Ojas is our primal vigour or stamina. It is that which holds and sustains us physically, mentally and emotionally. It provides endurance, resistance and strength to ward of diseases. Ojas is also needed in order to maintain and circulate prana. When ojas is plentiful, our nervous system is strong, we have good immunity to disease, and we are stabl

Where

Suffolk Park Community Hall273475
Corner of Clifford and Alcorn Streets, Suffolk Park NSW, AU 2481
Location Map

Type of Event

  • Workshop

Yoga Styles

Levels

When

Nov 5 to
Nov 6
2016
14:30 pmto16:00 pm

TIMES:Saturday 5th November-2.00pm – 4.30pm.

Sunday 6th November-10am-4.00pm

Price

$205

COST:
Whole Workshop-$205.00 (includes lunch Sunday)
Sunday Only-$155.00 (includes lunch)

Full Description

According to ayurveda, ‘the science of life’, the three vital essences of Prana, Tejas and Ojas must be balanced and maintained in order to promote health, creativity, and provide the support for deeper yogic practices.

Prana is the life force, the ‘intelligence’ of the system, and governs the unfoldment of higher states of consciousness. Many yogic practices including pranayama, directly build our ability to circulate prana.

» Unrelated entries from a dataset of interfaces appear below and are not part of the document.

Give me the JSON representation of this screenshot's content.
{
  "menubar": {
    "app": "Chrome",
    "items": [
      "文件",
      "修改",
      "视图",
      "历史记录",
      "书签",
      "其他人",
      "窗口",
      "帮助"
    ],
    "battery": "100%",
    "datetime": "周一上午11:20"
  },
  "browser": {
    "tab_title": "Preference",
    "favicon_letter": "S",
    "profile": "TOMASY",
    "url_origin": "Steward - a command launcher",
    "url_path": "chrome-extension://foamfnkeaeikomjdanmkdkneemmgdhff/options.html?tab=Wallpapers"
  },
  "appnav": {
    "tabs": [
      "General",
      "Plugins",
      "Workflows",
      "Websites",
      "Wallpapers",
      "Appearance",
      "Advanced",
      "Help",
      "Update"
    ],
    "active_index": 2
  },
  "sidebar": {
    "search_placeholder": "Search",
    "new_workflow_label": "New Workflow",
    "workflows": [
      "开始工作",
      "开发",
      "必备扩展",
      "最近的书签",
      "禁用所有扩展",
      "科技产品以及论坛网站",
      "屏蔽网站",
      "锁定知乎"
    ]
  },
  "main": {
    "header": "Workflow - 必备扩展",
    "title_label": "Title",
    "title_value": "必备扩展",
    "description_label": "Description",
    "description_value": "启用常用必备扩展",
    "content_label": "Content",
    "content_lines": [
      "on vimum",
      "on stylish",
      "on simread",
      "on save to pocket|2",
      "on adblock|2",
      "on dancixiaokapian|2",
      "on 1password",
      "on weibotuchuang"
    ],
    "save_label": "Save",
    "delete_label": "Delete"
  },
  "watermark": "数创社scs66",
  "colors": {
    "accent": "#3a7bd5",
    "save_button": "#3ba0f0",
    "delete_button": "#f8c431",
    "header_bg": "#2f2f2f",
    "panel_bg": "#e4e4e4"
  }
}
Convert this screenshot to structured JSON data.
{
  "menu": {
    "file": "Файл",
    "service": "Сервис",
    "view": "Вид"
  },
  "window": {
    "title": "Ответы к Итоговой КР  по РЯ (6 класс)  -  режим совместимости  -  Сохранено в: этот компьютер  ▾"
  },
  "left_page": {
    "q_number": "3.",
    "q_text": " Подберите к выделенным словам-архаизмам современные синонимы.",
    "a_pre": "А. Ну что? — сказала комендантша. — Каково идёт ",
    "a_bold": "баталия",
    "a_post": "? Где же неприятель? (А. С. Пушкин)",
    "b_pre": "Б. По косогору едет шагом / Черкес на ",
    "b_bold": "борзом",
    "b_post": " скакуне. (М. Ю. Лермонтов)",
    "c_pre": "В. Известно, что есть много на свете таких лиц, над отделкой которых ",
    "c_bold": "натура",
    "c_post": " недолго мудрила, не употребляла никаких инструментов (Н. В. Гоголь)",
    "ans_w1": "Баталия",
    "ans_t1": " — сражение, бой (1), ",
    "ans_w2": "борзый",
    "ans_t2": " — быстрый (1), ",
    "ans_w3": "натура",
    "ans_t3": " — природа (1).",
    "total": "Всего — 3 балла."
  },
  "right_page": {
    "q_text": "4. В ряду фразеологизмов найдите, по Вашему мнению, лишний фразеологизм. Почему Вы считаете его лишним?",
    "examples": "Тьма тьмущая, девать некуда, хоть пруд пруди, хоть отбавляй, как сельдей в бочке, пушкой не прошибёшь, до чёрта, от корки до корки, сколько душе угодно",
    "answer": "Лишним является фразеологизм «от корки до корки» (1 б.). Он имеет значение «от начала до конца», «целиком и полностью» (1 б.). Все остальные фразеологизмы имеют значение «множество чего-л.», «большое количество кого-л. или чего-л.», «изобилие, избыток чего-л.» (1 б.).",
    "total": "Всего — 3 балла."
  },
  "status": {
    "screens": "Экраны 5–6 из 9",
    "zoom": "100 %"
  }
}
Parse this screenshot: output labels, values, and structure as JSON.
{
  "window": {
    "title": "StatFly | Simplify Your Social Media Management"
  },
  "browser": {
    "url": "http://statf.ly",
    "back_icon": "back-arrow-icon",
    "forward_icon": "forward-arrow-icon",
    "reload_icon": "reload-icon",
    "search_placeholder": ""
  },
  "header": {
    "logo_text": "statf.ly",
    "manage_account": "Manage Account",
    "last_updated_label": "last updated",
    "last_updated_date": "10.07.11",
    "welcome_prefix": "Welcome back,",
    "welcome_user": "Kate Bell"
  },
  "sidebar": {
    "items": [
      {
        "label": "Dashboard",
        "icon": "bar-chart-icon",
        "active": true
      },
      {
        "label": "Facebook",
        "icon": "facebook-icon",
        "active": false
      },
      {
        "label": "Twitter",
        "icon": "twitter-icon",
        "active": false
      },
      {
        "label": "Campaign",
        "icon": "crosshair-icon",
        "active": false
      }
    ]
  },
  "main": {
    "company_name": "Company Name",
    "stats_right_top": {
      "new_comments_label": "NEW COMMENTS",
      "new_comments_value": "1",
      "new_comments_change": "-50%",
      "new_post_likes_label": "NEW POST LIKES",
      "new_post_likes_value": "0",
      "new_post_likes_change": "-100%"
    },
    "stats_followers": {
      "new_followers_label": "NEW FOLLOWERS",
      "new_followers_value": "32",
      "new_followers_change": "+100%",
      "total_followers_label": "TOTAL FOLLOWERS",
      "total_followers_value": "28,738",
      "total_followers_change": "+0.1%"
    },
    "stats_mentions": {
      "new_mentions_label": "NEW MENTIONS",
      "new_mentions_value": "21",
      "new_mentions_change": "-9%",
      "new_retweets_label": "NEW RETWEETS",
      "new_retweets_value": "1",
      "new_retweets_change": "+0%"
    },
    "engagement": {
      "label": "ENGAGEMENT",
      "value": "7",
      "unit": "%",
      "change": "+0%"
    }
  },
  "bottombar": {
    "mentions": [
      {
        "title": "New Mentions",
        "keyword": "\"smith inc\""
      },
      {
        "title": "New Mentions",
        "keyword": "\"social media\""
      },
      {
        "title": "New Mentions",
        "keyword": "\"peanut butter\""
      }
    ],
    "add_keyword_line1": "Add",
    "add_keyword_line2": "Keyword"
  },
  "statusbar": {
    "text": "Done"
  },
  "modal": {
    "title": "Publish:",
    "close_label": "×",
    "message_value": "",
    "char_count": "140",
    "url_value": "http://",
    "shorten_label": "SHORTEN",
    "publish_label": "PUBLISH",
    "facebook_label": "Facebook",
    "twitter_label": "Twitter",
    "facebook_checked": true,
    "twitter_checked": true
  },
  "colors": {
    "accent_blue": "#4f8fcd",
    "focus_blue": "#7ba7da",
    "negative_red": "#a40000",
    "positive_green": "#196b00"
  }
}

Tejas is our inner radiance or fire-the fire which burns away doubt or impurities. Asana that is challenging and dynamic and heating, fasting, and the discipline of regular practice help to strengthen Tejas.

Ojas is our primal vigour or stamina. It is that which holds and sustains us physically, mentally and emotionally. It provides endurance, resistance and strength to ward of diseases. Ojas is also needed in order to maintain and circulate prana. When ojas is plentiful, our nervous system is strong, we have good immunity to disease, and we are stable and strong emotionally. We can cope with the ‘knocks’ in life and maintain our centre. When ojas is low or depleted, we not only feel exhausted and easily succumb to illness, we are emotionally vulnerable, our nervous system feels jangled (we jump at the slightest noise) and small things send us into distress.

Ojas can be used up by overwork, stress, psychological trauma (such as excessive stress or intense grief), physical trauma (such as a car accident) and vigorous exercise beyond our capacity (one of the reasons why Ayurveda and yoga teach us to exercise at only 50% of our capacity).

Practicing mindfulness supports the cultivation and containment of Ojas. Simplicity, space, depth, calm, focus on one thing at a time – these things naturally give rise the causes and conditions that promote Ojas formation.

Many of us today are ojas depleted! Yoga teachers, mothers, athletes, those who have been sick or are recovering from trauma-all need to cultivate ojas.

Over this one and a half days, Flo will explain the theory, and guide us through a variety of techniques which will aid us in letting go of mental tension and stress, leading us towards deep calm and inner stillness.